Next, Murray attempts to explain what the model has not. He extensively looks at the role of government with the expected assessment (totalitarian ones are bad as they don't allow individual creativity). He also advances that the reason why Europeans dominate the rankings is because of religious considerations. Confucianism and Buddhism in Asia valued tradition, family, responsibility to community, and detachment from desire and individual aspiration. Murray feels Christianity allowed more room for individual achievements hence related human accomplishments thrived in Europe more than else where. Murray makes a case that Christianity fostered human accomplishments more than our modern secularism. This is because he feels religion gives a greater sense of life purpose than secularism. He extends his theory by explaining why he feels that the rate and quality of innovation in the arts and sciences has declined in the 20th century. Remember, he is not talking just about technology. He is questioning whether our civilization will ever produce music composers of the quality of a Beethoven, or painters comparable to Michelangelo, playwright matching Shakespeare, or even scientists matching Newton or Einstein (ok this last one is just on the cusp belonging in good part to the first half of the 20th century). Even though many would disagree, Murray makes a very interesting point. Do we really have another Michelangelo or Shakespeare to come?
For a much different view of the interaction between science and religion, I also recommend Richard Dawkins' The God Delusion and Mike Shermer's Why Darwin Matters: The Case Against Intelligent Design.
This one was different.
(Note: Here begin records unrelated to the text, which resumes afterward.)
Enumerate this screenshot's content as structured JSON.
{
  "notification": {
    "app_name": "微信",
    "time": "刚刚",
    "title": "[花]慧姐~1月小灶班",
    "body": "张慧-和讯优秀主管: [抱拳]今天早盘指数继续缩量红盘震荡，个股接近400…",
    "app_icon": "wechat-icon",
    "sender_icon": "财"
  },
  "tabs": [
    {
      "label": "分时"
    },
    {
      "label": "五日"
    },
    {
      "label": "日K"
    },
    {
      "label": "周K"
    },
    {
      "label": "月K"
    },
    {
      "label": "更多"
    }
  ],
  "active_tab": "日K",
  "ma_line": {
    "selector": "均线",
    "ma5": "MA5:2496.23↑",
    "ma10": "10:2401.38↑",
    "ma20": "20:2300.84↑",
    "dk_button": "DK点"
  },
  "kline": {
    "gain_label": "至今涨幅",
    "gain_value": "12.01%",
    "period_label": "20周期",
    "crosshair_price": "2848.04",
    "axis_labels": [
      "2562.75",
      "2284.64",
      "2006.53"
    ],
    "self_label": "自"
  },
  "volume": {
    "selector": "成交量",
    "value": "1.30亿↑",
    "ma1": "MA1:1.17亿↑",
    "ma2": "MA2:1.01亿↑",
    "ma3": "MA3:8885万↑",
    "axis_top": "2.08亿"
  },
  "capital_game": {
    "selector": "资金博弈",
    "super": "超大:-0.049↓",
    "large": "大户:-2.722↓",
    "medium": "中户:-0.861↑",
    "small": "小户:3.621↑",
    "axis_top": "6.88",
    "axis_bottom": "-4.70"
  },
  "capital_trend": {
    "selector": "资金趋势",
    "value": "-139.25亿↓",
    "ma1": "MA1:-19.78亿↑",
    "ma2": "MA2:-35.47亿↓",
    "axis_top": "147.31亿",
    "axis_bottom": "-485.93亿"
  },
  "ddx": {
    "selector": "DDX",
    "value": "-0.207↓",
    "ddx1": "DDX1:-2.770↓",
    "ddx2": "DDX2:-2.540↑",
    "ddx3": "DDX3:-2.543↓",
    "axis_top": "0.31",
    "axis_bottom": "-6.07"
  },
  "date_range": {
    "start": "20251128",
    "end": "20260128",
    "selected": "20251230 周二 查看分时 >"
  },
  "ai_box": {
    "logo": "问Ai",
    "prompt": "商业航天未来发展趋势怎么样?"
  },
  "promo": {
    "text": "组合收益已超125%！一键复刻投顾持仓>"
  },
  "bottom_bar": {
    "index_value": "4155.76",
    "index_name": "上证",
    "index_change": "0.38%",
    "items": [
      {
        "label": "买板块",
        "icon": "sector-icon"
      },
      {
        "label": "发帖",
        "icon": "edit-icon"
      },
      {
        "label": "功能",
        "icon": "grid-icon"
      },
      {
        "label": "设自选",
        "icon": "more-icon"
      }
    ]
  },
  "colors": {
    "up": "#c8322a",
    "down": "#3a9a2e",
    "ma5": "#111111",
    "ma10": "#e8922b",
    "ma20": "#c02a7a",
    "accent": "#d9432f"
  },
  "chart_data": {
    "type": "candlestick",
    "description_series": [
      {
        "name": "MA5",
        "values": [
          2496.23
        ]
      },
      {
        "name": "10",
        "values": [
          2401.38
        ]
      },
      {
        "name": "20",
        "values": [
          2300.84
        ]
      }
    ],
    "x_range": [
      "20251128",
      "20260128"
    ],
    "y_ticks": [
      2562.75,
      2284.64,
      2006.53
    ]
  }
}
The author took me down paths I never even thought about.
He looked at what an outstanding accomplishment was, why it was outstanding, what caused it to be outstanding, what contributed to periods of accomplishment, what stopped them and more.
I learned much that will be useful to me as a teacher to inspire students to strive to achieve great things. Thank You, Mr. Murray